Mr Bolton is thought to have first-hand knowledge of the President’s efforts to pressure Ukraine to investigate a political rival, former Vice President Joe Biden.

Those actions prompted the Democrat-controlled House of Representatives to formally charge Mr Trump with abuse of power and obstruction of Congress in December.

That made Mr Trump only the third president in US history to be impeached.

He denies wrongdoing and has accused Democrats of an “attempted coup.”

The Senate is almost certain to acquit Mr Trump of the impeachment charges, as a two-thirds Senate majority is required to remove Mr Trump and none of the chamber’s 53 Republicans have yet indicated they will vote to convict.

In Friday’s vote, two Republicans, Mitt Romney and Susan Collins, broke with their party and voted with Democrats.

Mr Trump is seeking re-election in a November 3 vote. Mr Biden is a leading contender for the Democratic nomination to face him.

The timing of that final vote was unclear. Senators said it could take place any time between late Friday and Wednesday.

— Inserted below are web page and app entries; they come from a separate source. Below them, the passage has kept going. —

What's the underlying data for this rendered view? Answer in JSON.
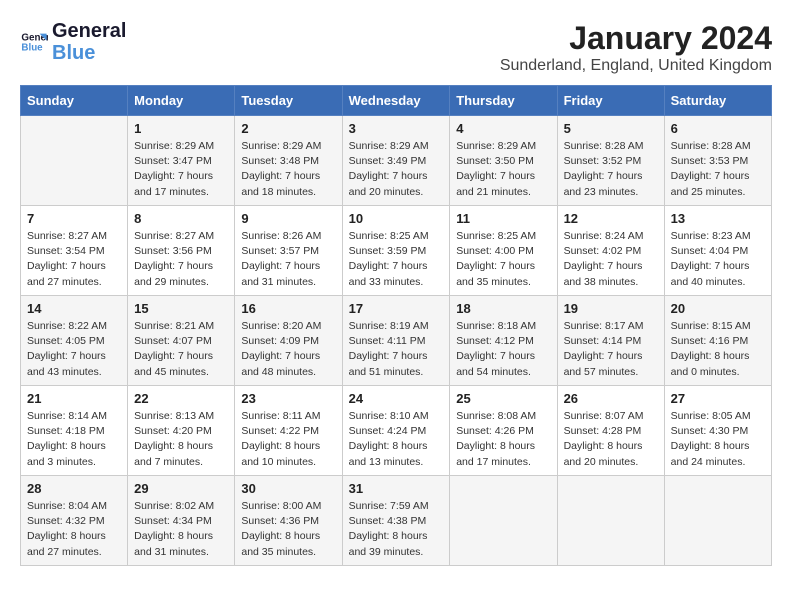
{
  "header": {
    "logo_line1": "General",
    "logo_line2": "Blue",
    "month_year": "January 2024",
    "location": "Sunderland, England, United Kingdom"
  },
  "weekdays": [
    "Sunday",
    "Monday",
    "Tuesday",
    "Wednesday",
    "Thursday",
    "Friday",
    "Saturday"
  ],
  "weeks": [
    [
      {
        "day": "",
        "info": ""
      },
      {
        "day": "1",
        "info": "Sunrise: 8:29 AM\nSunset: 3:47 PM\nDaylight: 7 hours\nand 17 minutes."
      },
      {
        "day": "2",
        "info": "Sunrise: 8:29 AM\nSunset: 3:48 PM\nDaylight: 7 hours\nand 18 minutes."
      },
      {
        "day": "3",
        "info": "Sunrise: 8:29 AM\nSunset: 3:49 PM\nDaylight: 7 hours\nand 20 minutes."
      },
      {
        "day": "4",
        "info": "Sunrise: 8:29 AM\nSunset: 3:50 PM\nDaylight: 7 hours\nand 21 minutes."
      },
      {
        "day": "5",
        "info": "Sunrise: 8:28 AM\nSunset: 3:52 PM\nDaylight: 7 hours\nand 23 minutes."
      },
      {
        "day": "6",
        "info": "Sunrise: 8:28 AM\nSunset: 3:53 PM\nDaylight: 7 hours\nand 25 minutes."
      }
    ],
    [
      {
        "day": "7",
        "info": "Sunrise: 8:27 AM\nSunset: 3:54 PM\nDaylight: 7 hours\nand 27 minutes."
      },
      {
        "day": "8",
        "info": "Sunrise: 8:27 AM\nSunset: 3:56 PM\nDaylight: 7 hours\nand 29 minutes."
      },
      {
        "day": "9",
        "info": "Sunrise: 8:26 AM\nSunset: 3:57 PM\nDaylight: 7 hours\nand 31 minutes."
      },
      {
        "day": "10",
        "info": "Sunrise: 8:25 AM\nSunset: 3:59 PM\nDaylight: 7 hours\nand 33 minutes."
      },
      {
        "day": "11",
        "info": "Sunrise: 8:25 AM\nSunset: 4:00 PM\nDaylight: 7 hours\nand 35 minutes."
      },
      {
        "day": "12",
        "info": "Sunrise: 8:24 AM\nSunset: 4:02 PM\nDaylight: 7 hours\nand 38 minutes."
      },
      {
        "day": "13",
        "info": "Sunrise: 8:23 AM\nSunset: 4:04 PM\nDaylight: 7 hours\nand 40 minutes."
      }
    ],
    [
      {
        "day": "14",
        "info": "Sunrise: 8:22 AM\nSunset: 4:05 PM\nDaylight: 7 hours\nand 43 minutes."
      },
      {
        "day": "15",
        "info": "Sunrise: 8:21 AM\nSunset: 4:07 PM\nDaylight: 7 hours\nand 45 minutes."
      },
      {
        "day": "16",
        "info": "Sunrise: 8:20 AM\nSunset: 4:09 PM\nDaylight: 7 hours\nand 48 minutes."
      },
      {
        "day": "17",
        "info": "Sunrise: 8:19 AM\nSunset: 4:11 PM\nDaylight: 7 hours\nand 51 minutes."
      },
      {
        "day": "18",
        "info": "Sunrise: 8:18 AM\nSunset: 4:12 PM\nDaylight: 7 hours\nand 54 minutes."
      },
      {
        "day": "19",
        "info": "Sunrise: 8:17 AM\nSunset: 4:14 PM\nDaylight: 7 hours\nand 57 minutes."
      },
      {
        "day": "20",
        "info": "Sunrise: 8:15 AM\nSunset: 4:16 PM\nDaylight: 8 hours\nand 0 minutes."
      }
    ],
    [
      {
        "day": "21",
        "info": "Sunrise: 8:14 AM\nSunset: 4:18 PM\nDaylight: 8 hours\nand 3 minutes."
      },
      {
        "day": "22",
        "info": "Sunrise: 8:13 AM\nSunset: 4:20 PM\nDaylight: 8 hours\nand 7 minutes."
      },
      {
        "day": "23",
        "info": "Sunrise: 8:11 AM\nSunset: 4:22 PM\nDaylight: 8 hours\nand 10 minutes."
      },
      {
        "day": "24",
        "info": "Sunrise: 8:10 AM\nSunset: 4:24 PM\nDaylight: 8 hours\nand 13 minutes."
      },
      {
        "day": "25",
        "info": "Sunrise: 8:08 AM\nSunset: 4:26 PM\nDaylight: 8 hours\nand 17 minutes."
      },
      {
        "day": "26",
        "info": "Sunrise: 8:07 AM\nSunset: 4:28 PM\nDaylight: 8 hours\nand 20 minutes."
      },
      {
        "day": "27",
        "info": "Sunrise: 8:05 AM\nSunset: 4:30 PM\nDaylight: 8 hours\nand 24 minutes."
      }
    ],
    [
      {
        "day": "28",
        "info": "Sunrise: 8:04 AM\nSunset: 4:32 PM\nDaylight: 8 hours\nand 27 minutes."
      },
      {
        "day": "29",
        "info": "Sunrise: 8:02 AM\nSunset: 4:34 PM\nDaylight: 8 hours\nand 31 minutes."
      },
      {
        "day": "30",
        "info": "Sunrise: 8:00 AM\nSunset: 4:36 PM\nDaylight: 8 hours\nand 35 minutes."
      },
      {
        "day": "31",
        "info": "Sunrise: 7:59 AM\nSunset: 4:38 PM\nDaylight: 8 hours\nand 39 minutes."
      },
      {
        "day": "",
        "info": ""
      },
      {
        "day": "",
        "info": ""
      },
      {
        "day": "",
        "info": ""
      }
    ]
  ]
}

Republican senators had said it could come late on Friday or on Saturday (local time).

The vote on witnesses came hours after the New York Times reported new details from Bolton’s unpublished book manuscript, in which the former aide said Mr Trump directed him to help get Ukraine to pursue investigations that would benefit Mr Trump politically.

Democrats said the news illustrated the need for the Senate to put Mr Bolton under oath.

“A trial is supposed to be a quest for the truth. Let’s not fear what we will learn,” said Adam Schiff, the lead Democratic prosecutor.

But Republicans said they had heard enough. Some said they did not think that Mr Trump did anything wrong, while Senators Lamar Alexander and Rob Portman said his actions were wrong but did not amount to impeachable conduct.

Republican Senator Marco Rubio said impeachment would be too divisive for the country, even if a president engaged in clearly impeachable activity.

Lisa Murkowski, a Republican moderate who Democrats had hoped would vote with them to extend the trial, said the case against Mr Trump was rushed and flawed.

“I don’t believe the continuation of this process will change anything. It is sad for me to admit that, as an institution, the Congress has failed,” she said in a prepared statement.

-with Patricia Zengerle